French Expression of the Day: La clim’

You'll definitely want to know about this during the summer.

French Expression of the Day: La clim'

Why do I need to know la clim’?

Because the lack of green spaces in cities might find you looking desperately for fresh air.

What does it mean?

La clim’, pronounced la-cleem, means air conditioning, it is a shortened version of la climatisation.

Climatisation comes from the word climatiseur, which itself comes from Klima in Greek and means the inclination of planet Earth from the equator to the poles. This inclination of the planet on its axis is responsible for the seasons and if you find yourself in a French city in August your inclination will definitely be towards climatisation.

Air-conditioning in private homes is not common France, some hotels have it but not all and in the summer months restaurants will often advertise air-con if they have it, as a way of luring in hot-and-bothered tourists.

If you find yourself desperate for cool air, head to a supermarket – almost all French supermarkets are air-conditioned in the summer. Or for a more fun option just head to the nearest city fountain or water feature and join the locals who are splashing around to cool off.

Use it like this

Il fait très chaud, avez-vous la clim’ dans votre hotel ? – It’s really hot, do you have air-con in the hotel?
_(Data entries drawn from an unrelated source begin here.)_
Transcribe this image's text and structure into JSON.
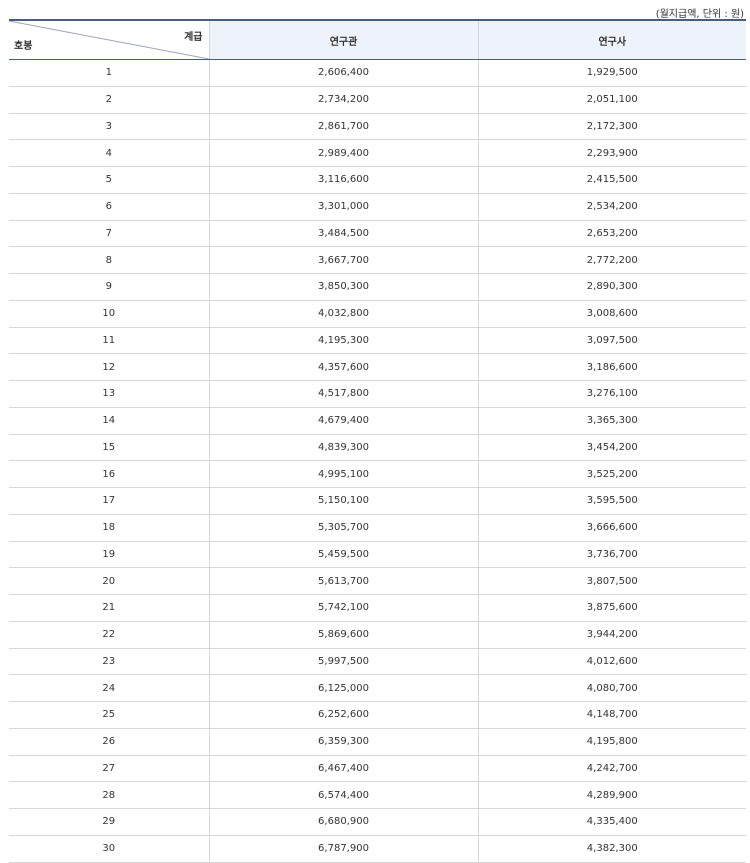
{
  "caption_fragment": "",
  "unit_note": "(월지급액, 단위 : 원)",
  "header": {
    "grade_label": "계급",
    "step_label": "호봉",
    "columns": [
      "연구관",
      "연구사"
    ]
  },
  "rows": [
    {
      "step": "1",
      "researcher_senior": "2,606,400",
      "researcher": "1,929,500"
    },
    {
      "step": "2",
      "researcher_senior": "2,734,200",
      "researcher": "2,051,100"
    },
    {
      "step": "3",
      "researcher_senior": "2,861,700",
      "researcher": "2,172,300"
    },
    {
      "step": "4",
      "researcher_senior": "2,989,400",
      "researcher": "2,293,900"
    },
    {
      "step": "5",
      "researcher_senior": "3,116,600",
      "researcher": "2,415,500"
    },
    {
      "step": "6",
      "researcher_senior": "3,301,000",
      "researcher": "2,534,200"
    },
    {
      "step": "7",
      "researcher_senior": "3,484,500",
      "researcher": "2,653,200"
    },
    {
      "step": "8",
      "researcher_senior": "3,667,700",
      "researcher": "2,772,200"
    },
    {
      "step": "9",
      "researcher_senior": "3,850,300",
      "researcher": "2,890,300"
    },
    {
      "step": "10",
      "researcher_senior": "4,032,800",
      "researcher": "3,008,600"
    },
    {
      "step": "11",
      "researcher_senior": "4,195,300",
      "researcher": "3,097,500"
    },
    {
      "step": "12",
      "researcher_senior": "4,357,600",
      "researcher": "3,186,600"
    },
    {
      "step": "13",
      "researcher_senior": "4,517,800",
      "researcher": "3,276,100"
    },
    {
      "step": "14",
      "researcher_senior": "4,679,400",
      "researcher": "3,365,300"
    },
    {
      "step": "15",
      "researcher_senior": "4,839,300",
      "researcher": "3,454,200"
    },
    {
      "step": "16",
      "researcher_senior": "4,995,100",
      "researcher": "3,525,200"
    },
    {
      "step": "17",
      "researcher_senior": "5,150,100",
      "researcher": "3,595,500"
    },
    {
      "step": "18",
      "researcher_senior": "5,305,700",
      "researcher": "3,666,600"
    },
    {
      "step": "19",
      "researcher_senior": "5,459,500",
      "researcher": "3,736,700"
    },
    {
      "step": "20",
      "researcher_senior": "5,613,700",
      "researcher": "3,807,500"
    },
    {
      "step": "21",
      "researcher_senior": "5,742,100",
      "researcher": "3,875,600"
    },
    {
      "step": "22",
      "researcher_senior": "5,869,600",
      "researcher": "3,944,200"
    },
    {
      "step": "23",
      "researcher_senior": "5,997,500",
      "researcher": "4,012,600"
    },
    {
      "step": "24",
      "researcher_senior": "6,125,000",
      "researcher": "4,080,700"
    },
    {
      "step": "25",
      "researcher_senior": "6,252,600",
      "researcher": "4,148,700"
    },
    {
      "step": "26",
      "researcher_senior": "6,359,300",
      "researcher": "4,195,800"
    },
    {
      "step": "27",
      "researcher_senior": "6,467,400",
      "researcher": "4,242,700"
    },
    {
      "step": "28",
      "researcher_senior": "6,574,400",
      "researcher": "4,289,900"
    },
    {
      "step": "29",
      "researcher_senior": "6,680,900",
      "researcher": "4,335,400"
    },
    {
      "step": "30",
      "researcher_senior": "6,787,900",
      "researcher": "4,382,300"
    }
  ]
}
Je n’aime pas mettre la clim’ en route car cela est mauvais pour la santé et l’environnement – I don’t like turning on the AC, it’s bad for my health and for the environment

Il fait froid, peut-on s’il vous plait éteindre la clim’ ? – It’s cold, could  we turn off the air-con?

La clim’ fait beaucoup de bruit, pouvons-nous la mettre en sourdine ? – This AC is really noisy, could we turn it down?


Un climatiseur – the formal name for an air-conditioner (in French the air conditioning is feminine by the air conditioner is masculine)

Un ventilateur – a ventilator

Un Brumisateur – a ‘fogger’ – these machines which pump out cool water vapour are often seen on the streets and in parks during the summer

Un Rafraichisseur d’air – an air freshener